What are the symptoms of sensory processing disorder?
Symptoms of sensory processing disorder include hypersensitivity to touch and sound, difficulty with motor coordination, and difficulty with self-regulation. Children with SPD may exhibit sensory avoidance, where they actively avoid or seek escape from certain sensory stimuli, or sensory seeking, where they seek excessive sensory input. They may also have trouble distinguishing and interpreting sensory information, which can affect their ability to focus, follow instructions, engage in social interactions, and perform daily activities.
How can sensory processing disorder impact a child’s daily life and learning experience?
Sensory processing disorder can greatly impact a child’s daily life and learning experience. It can make it difficult for them to tolerate their day and learn in a classroom. Children with sensory processing disorder may have trouble with fine motor skills, being clumsy, and reacting strongly to loud noises or bright lights. They may also have difficulties with coordination and body awareness. These challenges can make it hard for children to function in their daily routines and participate in activities.
What are some strategies for supporting children with sensory processing disorder?
Treatment and support for children with sensory processing disorder can include sensory integration therapy, creating a calm and organized environment, implementing a sensory diet, maintaining open communication with educators, and educating oneself about SPD. Parents can play a crucial role in supporting their children by understanding their unique needs and providing appropriate accommodations. Seeking professional guidance from occupational therapists and other healthcare professionals can also be beneficial.
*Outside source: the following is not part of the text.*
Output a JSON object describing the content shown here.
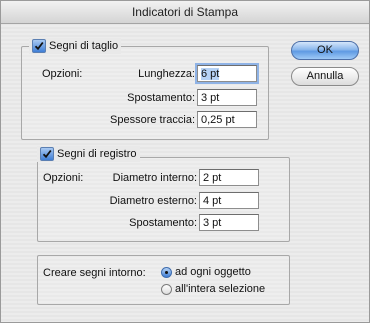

What is “The Ultimate Guide to Sensory Processing Disorder” book about?
“The Ultimate Guide to Sensory Processing Disorder” is an award-winning book written by Dr. Roya Ostovar. It provides easy and everyday solutions to sensory challenges. The book covers various aspects of sensory processing disorder, including clear explanations, up-to-date research, step-by-step strategies, and case examples. Dr. Ostovar’s methods are proven and brought to life through these examples. The book aims to help parents understand and support their children with sensory processing disorder, with a foreword by best-selling special-needs author Carol Kranowitz.
How can sensory issues be recognized and addressed?
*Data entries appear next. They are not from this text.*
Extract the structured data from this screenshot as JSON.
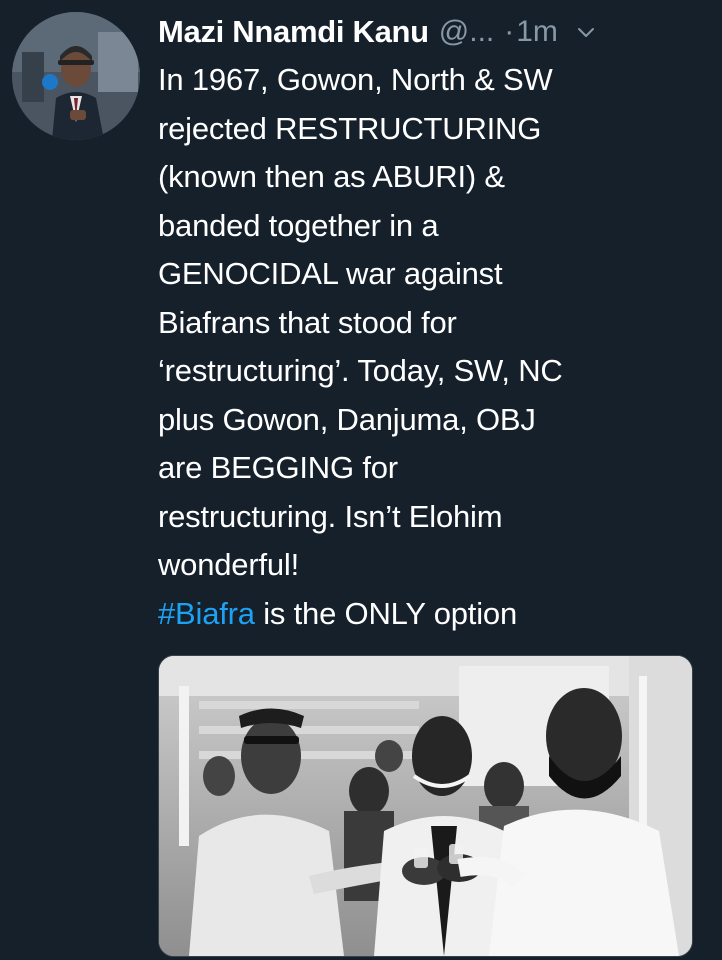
{
  "tweet": {
    "author": {
      "name": "Mazi Nnamdi Kanu",
      "handle": "@...",
      "separator": "·",
      "time": "1m"
    },
    "icons": {
      "avatar": "profile-photo",
      "menu": "chevron-down-icon"
    },
    "text_lines": [
      "In 1967, Gowon, North & SW",
      "rejected RESTRUCTURING",
      "(known then as ABURI) &",
      "banded together in a",
      "GENOCIDAL war against",
      "Biafrans that stood for",
      "‘restructuring’. Today, SW, NC",
      "plus Gowon, Danjuma, OBJ",
      "are BEGGING for",
      "restructuring. Isn’t Elohim",
      "wonderful!"
    ],
    "last_line": {
      "hashtag": "#Biafra",
      "rest": " is the ONLY option"
    },
    "media": {
      "kind": "black-and-white photo"
    }
  },
  "colors": {
    "background": "#15202b",
    "text": "#ffffff",
    "secondary_text": "#8899a6",
    "link": "#1da1f2"
  }
}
Recognizing sensory issues is crucial for understanding and supporting children who may be struggling with sensory processing difficulties. Some common signs include aversions to noise, light, and uncomfortable clothing, as well as difficulties with motor skills. Children with sensory issues may exhibit extreme behaviors such as screaming when their face gets wet, throwing tantrums when getting dressed, and putting inedible things in their mouths. By acknowledging and addressing these issues, parents and caregivers can seek appropriate support, create tailored interventions, and provide the necessary accommodations for the child’s sensory needs.